The Color of Being/El Color del Ser, Dorothy Hood, 1918-2000, by Susie Kalil, 2016
Born in Bryan, Texas, and raised in Houston, Dorothy Hood won a scholarship to the Rhode Island School of Design in the early 1930s, then worked as a model in New York to earn money for classes at the Art Students League. On a whim, she drove a roadster to Mexico City with friends in 1941 and ended up staying for more than twenty years.
Hood was front and center at the cultural, political, and social crossroads of Mexico and Latin America during a period of intense creative ferment. She developed close friendships with the exiled European intelligentsia and Latin American surrealists: artists, composers, poets, playwrights, and revolutionary writers.

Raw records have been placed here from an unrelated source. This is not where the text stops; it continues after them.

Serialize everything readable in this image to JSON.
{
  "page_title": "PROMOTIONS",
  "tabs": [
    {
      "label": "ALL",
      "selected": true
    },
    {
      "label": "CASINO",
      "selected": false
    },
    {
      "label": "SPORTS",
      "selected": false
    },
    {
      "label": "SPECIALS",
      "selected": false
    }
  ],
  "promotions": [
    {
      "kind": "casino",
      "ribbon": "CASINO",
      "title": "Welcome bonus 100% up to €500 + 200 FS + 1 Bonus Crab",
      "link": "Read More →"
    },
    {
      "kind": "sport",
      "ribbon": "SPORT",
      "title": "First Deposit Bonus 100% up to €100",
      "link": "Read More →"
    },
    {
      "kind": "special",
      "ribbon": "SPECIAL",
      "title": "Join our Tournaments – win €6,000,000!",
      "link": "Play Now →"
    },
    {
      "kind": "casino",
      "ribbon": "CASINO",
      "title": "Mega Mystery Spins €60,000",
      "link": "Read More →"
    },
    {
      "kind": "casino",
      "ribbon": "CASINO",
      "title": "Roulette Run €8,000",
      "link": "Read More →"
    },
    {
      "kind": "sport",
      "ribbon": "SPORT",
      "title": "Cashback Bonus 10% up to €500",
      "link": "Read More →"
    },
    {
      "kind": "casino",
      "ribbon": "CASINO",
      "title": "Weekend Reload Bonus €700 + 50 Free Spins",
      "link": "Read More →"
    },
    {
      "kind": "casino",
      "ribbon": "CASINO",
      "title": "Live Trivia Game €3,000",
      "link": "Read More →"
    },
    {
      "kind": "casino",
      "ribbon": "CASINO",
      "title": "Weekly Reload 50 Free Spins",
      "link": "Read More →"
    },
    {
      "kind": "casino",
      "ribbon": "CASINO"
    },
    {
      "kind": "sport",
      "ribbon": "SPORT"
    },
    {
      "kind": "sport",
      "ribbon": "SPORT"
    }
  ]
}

She married the Bolivian composer José María Velasco Maidana, and together they traveled all over the world.
Once back in Houston, Hood produced epic paintings that evoked the psychic void of space: large-scale works evoking primordial seas, volcanic explosions, and the cosmos contained within the mind.
The Color of Being / El Color del Ser establishes a vital connection among Texas, Latin America, New York, and Europe. It celebrates this important Modernist painter whose oeuvre is integral to the ongoing dialogue of abstraction by artists of the postwar period.
Sponsored by the Art Museum of South Texas
SUSIE KALIL is the author of Alexandre Hogue: An American Visionary—Paintings and Works on Paper. She is a former Core Fellow in Critical Studies at the Glassell School of Art at the Museum of Fine Arts, Houston.
What Readers Are Saying:
“Most outstanding Texas art book of the year… shows off Hood’s dazzling, operative canvas and delicate, surreal drawings.”—Paper City Magazine
10 x 11, 288 pp.